  • Squat: 455lb
  • Bench: 290lb
  • Overhead press: 170lb
  • Deadlift: 520lb

I'm still improving, both in the amount I can lift, and removing the amount of fat I'm carrying around.


Feb
15
answered Fine tuning meal and exercise plan to improve muscle growth and fat loss
Feb
15
comment Is eating rice everyday healthy?
Rice doesn't have a lot of nutritional value, but as a grain white rice is least damaging to your body. It's macronutrient makeup is primarily carbohydrates. nutritiondata.self.com/facts/cereal-grains-and-pasta/5712/2
Feb
15
answered Training the legs and Muscle growth
Feb
15
comment What weight dumbbells should I buy?
Light is whatever is easy for you. If you can lift 10kg without problem for all your exercises go for it. I've seen some kids try and use 3.5kg and it was too much for them--at least for the exercise they were trying. You'll have to try it out before you buy.
Feb
14
answered How can you tell that you are eating enough to build your muscles?
Feb
14
answered Are dumbbells alone enough to build strength?
Feb
14
answered What weight dumbbells should I buy?
Feb
13
answered Worthwhile to cross-train while preparing for half-marathon
Feb
13
comment If I build up my muscles and then don't use them for a while, then will the “build-up” regress after a while?
Also important to note is the effect of "muscle memory". When you start training again, your body will regain its old strength faster the second time than it took the first time.
Feb
13
answered What is the cheapest, quickest way to gain some basic muscle?
Feb
10
answered Is the Pendlay row the same as a bent-over barbell row?
Feb
9
comment weight/bodyweight training and some of its “negative” side effects
Look into LeanGains or something similar.

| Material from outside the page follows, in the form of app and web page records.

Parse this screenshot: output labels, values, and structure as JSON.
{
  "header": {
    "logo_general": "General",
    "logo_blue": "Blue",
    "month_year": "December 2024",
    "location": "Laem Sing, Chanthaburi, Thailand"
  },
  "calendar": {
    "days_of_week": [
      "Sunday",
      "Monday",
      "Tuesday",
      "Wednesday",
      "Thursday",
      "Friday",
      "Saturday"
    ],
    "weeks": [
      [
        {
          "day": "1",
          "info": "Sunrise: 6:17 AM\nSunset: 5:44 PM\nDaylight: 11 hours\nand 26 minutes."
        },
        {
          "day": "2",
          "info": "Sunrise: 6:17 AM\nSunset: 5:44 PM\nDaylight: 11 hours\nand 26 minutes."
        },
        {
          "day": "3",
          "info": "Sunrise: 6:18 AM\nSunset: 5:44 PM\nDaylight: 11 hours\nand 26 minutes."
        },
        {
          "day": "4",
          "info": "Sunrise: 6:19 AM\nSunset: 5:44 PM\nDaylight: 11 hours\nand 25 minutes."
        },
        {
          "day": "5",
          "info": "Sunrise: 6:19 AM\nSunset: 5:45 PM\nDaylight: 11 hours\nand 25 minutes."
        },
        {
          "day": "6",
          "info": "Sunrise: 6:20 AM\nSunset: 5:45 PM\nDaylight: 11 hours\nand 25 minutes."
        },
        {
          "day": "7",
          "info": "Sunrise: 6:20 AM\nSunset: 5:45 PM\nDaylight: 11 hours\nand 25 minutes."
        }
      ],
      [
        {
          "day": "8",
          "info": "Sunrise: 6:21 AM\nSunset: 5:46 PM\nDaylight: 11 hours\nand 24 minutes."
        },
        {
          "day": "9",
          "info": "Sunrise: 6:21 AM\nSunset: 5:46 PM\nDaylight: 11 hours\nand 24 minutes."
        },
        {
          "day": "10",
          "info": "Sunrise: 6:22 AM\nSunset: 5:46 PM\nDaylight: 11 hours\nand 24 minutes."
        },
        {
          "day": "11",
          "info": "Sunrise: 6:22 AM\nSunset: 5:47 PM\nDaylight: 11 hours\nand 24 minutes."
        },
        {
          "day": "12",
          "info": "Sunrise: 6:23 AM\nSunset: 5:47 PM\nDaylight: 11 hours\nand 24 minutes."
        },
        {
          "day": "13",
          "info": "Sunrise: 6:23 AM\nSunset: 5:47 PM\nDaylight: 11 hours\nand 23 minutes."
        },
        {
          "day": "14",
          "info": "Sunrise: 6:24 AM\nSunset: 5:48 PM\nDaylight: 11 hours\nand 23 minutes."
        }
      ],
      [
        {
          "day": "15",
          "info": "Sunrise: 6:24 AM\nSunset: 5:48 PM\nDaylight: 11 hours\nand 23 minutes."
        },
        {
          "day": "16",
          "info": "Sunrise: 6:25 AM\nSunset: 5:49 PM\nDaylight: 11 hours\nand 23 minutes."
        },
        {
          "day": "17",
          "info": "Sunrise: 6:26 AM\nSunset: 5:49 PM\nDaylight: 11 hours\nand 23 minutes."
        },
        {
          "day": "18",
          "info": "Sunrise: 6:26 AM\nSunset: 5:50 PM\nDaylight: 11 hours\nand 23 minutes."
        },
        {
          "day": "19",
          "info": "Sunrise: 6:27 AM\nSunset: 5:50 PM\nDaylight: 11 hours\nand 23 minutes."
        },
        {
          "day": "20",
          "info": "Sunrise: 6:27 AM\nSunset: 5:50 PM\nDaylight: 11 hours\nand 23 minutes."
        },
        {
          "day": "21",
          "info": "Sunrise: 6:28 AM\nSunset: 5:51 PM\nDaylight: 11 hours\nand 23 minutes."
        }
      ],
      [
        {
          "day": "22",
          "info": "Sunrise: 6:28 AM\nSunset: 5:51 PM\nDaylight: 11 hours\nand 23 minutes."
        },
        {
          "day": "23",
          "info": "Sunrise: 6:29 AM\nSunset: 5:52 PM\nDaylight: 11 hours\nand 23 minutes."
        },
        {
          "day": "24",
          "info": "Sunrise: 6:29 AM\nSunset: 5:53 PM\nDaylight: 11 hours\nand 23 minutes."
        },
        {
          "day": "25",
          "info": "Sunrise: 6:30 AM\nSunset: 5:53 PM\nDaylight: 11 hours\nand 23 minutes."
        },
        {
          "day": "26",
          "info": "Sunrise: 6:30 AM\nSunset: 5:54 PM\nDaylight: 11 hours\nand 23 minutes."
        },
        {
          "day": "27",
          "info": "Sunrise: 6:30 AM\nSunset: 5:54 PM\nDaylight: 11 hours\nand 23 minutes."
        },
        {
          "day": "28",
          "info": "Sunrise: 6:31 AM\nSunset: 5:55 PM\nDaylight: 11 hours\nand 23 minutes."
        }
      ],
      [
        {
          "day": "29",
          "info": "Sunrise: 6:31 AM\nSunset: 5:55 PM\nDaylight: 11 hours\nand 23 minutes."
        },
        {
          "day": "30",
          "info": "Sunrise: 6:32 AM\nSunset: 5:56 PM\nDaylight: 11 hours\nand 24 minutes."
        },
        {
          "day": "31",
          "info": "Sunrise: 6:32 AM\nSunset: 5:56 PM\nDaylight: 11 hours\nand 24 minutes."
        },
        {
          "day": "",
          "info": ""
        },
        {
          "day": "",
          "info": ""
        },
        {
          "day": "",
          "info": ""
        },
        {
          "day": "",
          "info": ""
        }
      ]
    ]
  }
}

You don't have to do the intermittent fasting part, although that does accelerate things a bit. However, carb and calorie cycling (both parts of the protocol) are proven workers. If you are within 15% body fat (flat stomach, no definition), then you can use the "Recomp" protocol. +20% on training days, -20% on rest days--training 3 days a week.
Feb
9
answered weight/bodyweight training and some of its “negative” side effects
Feb
7
answered Guidelines for taking useful progress pictures
Feb
7
comment How to keep fit while travelling long-term?
Describe what travelling long term means. There's only so much you can do while on a bus, but when you are not sitting there are some things you can do. It just helps to understand what the days look like.
Feb
6
answered Do carbs make people sleepy?
Feb
6
comment Any authoritative references for strength training nutrition requirements?
It's the proportions that are off. Fats are an important part of dietary requirements--not to mention the number of fat born vitamins that are quite necessary to weightlifting like Vitamin D, and the Omega-3 balance needed as well.
Feb
4
comment Any authoritative references for strength training nutrition requirements?
That is contrary to most weightlifting dietary guidelines I've found. The insulin spike needed from carb intake post workout is well documented, and restores the glycogen you just depleted. However, keeping the insulin spiked too much for too long leads to inducing a cortisol response as well as putting someone in an insulin resistant state. Very not good.
Feb
3
comment Working out - do taller people have it harder?
@Ivo Flipse: I believe you provided the definition of power. Power is even more telling when you are comparing Olympic lifts to the slower "power lifts". Moving a barbell the same distance, but at a faster rate of speed requires more power.
Feb
3
answered Any authoritative references for strength training nutrition requirements?